The Economic Policy Institute has created a useful tool called Economy Track that provides quick access to employment and economic activity data. Economy Track compares the current recession to prior economic downturns and shows that unemployment is worse and the recession more sustained that anything within the last 30 years. The crisis is likely to deepen. Unemployment has risen steadily with no sign of abating. Even when it turns around, it will take a long time to recover.
During this crisis, it is important that the District implement measures to support those who lived in poverty before the recession as well as those driven into poverty by it. Measures might include:
- Implement expansions to the Food Stamp program that have already been authorized. In June 2009, the District Council unanimously enacted legislation to expand the Food Stamp program to include families up to 200% of poverty (from 130%). The expansion was to be in place with the new budget on October 1. It has still not happened, leaving tens of thousands of people at risk for inadequate nutrition. Protect TANF. District officials attempted this summer to throw entire families off of TANF for program violations. Under current law, sanctions are limited to a partial reduction in the grant.
- Adequately staff the Department of Human Services to ensure that applications for benefits are timely and accurately processed. Staffing shortages are creating real harm to people in need.
- Restore local housing vouchers that were eliminated from the budget in July. Stable housing not only reduces homelessness, but increases academic success in children and reduces hunger

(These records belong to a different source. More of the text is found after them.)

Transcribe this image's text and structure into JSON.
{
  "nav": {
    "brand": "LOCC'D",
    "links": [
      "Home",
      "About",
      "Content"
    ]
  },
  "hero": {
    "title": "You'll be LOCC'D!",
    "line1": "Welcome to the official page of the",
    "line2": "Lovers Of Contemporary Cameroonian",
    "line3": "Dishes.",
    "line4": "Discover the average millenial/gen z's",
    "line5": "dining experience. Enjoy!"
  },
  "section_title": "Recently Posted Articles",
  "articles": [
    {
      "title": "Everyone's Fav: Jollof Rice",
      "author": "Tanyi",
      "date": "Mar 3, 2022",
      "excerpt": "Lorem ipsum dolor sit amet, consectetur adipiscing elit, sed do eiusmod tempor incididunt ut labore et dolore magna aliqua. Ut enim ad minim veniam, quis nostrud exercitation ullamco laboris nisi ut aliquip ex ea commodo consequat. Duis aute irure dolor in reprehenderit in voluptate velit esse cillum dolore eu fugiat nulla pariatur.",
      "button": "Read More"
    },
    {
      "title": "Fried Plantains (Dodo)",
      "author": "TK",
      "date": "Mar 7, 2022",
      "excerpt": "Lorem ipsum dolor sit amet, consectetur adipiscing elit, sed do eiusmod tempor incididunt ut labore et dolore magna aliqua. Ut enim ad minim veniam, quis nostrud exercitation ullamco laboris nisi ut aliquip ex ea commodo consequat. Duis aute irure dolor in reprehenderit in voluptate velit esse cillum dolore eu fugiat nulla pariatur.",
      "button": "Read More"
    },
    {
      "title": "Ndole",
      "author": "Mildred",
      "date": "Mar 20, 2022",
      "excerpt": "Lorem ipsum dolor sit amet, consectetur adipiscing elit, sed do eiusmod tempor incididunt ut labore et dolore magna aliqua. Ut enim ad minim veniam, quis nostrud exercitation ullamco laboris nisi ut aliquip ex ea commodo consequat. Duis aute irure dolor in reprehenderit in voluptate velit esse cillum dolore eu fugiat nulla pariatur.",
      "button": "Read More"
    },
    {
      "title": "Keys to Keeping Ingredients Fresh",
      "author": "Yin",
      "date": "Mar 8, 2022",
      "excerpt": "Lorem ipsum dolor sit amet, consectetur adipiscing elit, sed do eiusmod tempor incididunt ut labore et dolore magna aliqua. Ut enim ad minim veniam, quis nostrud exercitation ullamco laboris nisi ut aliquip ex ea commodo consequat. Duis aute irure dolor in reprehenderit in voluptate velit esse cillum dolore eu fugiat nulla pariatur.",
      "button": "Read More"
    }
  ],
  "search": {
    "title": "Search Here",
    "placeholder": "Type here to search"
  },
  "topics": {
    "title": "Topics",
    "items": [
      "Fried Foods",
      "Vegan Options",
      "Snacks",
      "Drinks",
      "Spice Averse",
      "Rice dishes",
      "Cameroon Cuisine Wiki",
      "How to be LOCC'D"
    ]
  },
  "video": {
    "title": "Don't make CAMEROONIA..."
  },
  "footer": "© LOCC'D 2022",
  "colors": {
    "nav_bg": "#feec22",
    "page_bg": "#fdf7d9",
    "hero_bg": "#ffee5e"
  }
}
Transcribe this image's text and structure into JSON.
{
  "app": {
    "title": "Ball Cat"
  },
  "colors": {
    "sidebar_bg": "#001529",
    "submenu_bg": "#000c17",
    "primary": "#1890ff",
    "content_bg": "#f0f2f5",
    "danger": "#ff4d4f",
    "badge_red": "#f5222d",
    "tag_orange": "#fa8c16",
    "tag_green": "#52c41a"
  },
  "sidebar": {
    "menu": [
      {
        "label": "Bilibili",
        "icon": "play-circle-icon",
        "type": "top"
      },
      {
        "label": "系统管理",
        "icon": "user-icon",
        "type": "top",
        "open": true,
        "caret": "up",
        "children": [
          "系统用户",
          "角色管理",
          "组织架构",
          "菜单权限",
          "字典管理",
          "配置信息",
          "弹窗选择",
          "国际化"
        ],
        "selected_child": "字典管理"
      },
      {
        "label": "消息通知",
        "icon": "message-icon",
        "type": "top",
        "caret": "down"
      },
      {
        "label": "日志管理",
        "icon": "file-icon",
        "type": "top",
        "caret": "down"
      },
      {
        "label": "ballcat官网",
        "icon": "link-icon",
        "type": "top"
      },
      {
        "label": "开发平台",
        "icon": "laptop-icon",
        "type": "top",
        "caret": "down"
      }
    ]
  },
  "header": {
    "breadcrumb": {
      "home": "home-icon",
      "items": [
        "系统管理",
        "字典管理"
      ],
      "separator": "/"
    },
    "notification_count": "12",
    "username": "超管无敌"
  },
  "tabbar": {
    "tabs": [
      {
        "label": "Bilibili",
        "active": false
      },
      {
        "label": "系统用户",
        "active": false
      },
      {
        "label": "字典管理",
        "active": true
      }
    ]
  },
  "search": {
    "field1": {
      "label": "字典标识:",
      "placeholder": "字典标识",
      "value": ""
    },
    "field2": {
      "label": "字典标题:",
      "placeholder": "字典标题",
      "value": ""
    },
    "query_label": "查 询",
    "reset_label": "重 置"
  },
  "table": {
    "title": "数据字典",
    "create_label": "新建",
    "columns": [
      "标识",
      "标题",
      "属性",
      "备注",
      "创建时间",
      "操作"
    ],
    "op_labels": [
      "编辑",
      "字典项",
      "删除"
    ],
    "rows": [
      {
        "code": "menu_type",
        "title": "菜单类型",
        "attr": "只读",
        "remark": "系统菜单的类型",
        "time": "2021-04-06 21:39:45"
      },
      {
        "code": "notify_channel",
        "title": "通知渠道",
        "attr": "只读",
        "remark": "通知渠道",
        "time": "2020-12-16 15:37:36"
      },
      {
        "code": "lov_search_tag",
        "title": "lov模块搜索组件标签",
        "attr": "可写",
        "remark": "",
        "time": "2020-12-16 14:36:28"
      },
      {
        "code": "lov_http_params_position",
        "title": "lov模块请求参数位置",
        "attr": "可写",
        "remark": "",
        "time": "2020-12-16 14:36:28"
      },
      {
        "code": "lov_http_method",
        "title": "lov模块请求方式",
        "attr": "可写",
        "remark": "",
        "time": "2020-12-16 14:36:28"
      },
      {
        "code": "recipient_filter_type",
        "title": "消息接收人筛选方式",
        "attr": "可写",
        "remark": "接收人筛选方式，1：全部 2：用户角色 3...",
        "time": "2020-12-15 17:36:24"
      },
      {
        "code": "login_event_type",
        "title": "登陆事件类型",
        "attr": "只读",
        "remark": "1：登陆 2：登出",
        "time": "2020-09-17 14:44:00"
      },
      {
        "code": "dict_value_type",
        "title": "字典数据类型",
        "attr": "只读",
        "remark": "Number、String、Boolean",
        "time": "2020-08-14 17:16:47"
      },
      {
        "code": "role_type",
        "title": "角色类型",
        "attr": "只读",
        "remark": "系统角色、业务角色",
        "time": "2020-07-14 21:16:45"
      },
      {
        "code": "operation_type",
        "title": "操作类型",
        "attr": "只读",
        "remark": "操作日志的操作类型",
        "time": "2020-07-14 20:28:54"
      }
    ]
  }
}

- Fix the Department of Employment Services and create a real plan to put District residents to work. Increased access to jobs, living wages and child care are among the most effective strategies to move families out of poverty. Rather than sustain families in economic limbo, the District should strive to create meaningful income through work for all residents.